==== AVAILABLE DATA ====
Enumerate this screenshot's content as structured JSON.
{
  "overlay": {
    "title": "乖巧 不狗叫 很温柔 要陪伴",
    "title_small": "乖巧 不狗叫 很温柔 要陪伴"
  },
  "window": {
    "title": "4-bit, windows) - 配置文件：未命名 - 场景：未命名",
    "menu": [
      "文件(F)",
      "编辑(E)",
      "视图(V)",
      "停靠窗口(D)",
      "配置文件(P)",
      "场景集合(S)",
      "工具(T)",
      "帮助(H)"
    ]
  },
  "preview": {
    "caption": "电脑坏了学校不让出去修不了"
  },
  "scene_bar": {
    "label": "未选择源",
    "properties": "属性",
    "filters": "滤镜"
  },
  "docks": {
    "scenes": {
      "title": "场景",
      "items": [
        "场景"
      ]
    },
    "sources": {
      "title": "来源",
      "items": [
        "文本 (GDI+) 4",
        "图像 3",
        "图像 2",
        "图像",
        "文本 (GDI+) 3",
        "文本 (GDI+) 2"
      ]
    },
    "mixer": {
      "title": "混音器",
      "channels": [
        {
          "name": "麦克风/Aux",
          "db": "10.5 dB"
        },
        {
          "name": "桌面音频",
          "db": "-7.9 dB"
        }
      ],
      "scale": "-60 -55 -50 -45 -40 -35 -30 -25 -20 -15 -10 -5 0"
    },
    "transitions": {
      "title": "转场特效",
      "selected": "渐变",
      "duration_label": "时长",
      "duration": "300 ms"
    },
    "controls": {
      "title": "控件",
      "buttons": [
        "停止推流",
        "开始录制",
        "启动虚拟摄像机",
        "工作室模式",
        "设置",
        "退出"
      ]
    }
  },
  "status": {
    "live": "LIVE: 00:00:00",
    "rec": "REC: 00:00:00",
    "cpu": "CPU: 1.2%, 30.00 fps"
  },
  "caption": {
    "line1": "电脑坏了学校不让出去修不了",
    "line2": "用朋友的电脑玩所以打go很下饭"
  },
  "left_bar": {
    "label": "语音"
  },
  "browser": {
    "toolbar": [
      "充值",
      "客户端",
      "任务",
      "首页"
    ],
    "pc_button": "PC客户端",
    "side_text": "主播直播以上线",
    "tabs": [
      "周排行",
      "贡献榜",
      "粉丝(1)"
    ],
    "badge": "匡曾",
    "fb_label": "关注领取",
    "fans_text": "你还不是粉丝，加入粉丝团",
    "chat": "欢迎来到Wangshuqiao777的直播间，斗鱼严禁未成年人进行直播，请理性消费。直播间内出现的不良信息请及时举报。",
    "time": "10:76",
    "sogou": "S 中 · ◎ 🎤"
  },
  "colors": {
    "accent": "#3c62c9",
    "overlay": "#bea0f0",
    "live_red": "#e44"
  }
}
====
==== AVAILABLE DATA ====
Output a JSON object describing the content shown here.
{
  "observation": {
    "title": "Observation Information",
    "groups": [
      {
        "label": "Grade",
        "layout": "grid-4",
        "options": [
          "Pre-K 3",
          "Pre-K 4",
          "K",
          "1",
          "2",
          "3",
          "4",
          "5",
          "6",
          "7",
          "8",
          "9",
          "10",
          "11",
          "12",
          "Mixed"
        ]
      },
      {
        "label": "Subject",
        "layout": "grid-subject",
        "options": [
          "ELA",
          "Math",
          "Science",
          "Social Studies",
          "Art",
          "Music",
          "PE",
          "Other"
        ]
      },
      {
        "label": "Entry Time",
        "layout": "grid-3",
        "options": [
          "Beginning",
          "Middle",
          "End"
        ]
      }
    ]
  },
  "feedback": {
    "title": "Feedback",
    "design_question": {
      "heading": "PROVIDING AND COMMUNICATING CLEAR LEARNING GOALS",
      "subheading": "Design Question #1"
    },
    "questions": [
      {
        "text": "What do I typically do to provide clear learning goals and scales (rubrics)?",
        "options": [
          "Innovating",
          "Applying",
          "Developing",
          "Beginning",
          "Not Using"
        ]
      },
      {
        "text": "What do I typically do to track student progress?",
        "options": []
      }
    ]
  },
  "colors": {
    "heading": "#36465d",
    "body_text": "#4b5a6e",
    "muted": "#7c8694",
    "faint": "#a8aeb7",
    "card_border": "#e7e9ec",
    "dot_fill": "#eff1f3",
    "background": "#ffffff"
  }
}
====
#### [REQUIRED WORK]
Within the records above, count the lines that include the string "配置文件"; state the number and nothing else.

#### [ANSWER FOR THE TASK]
2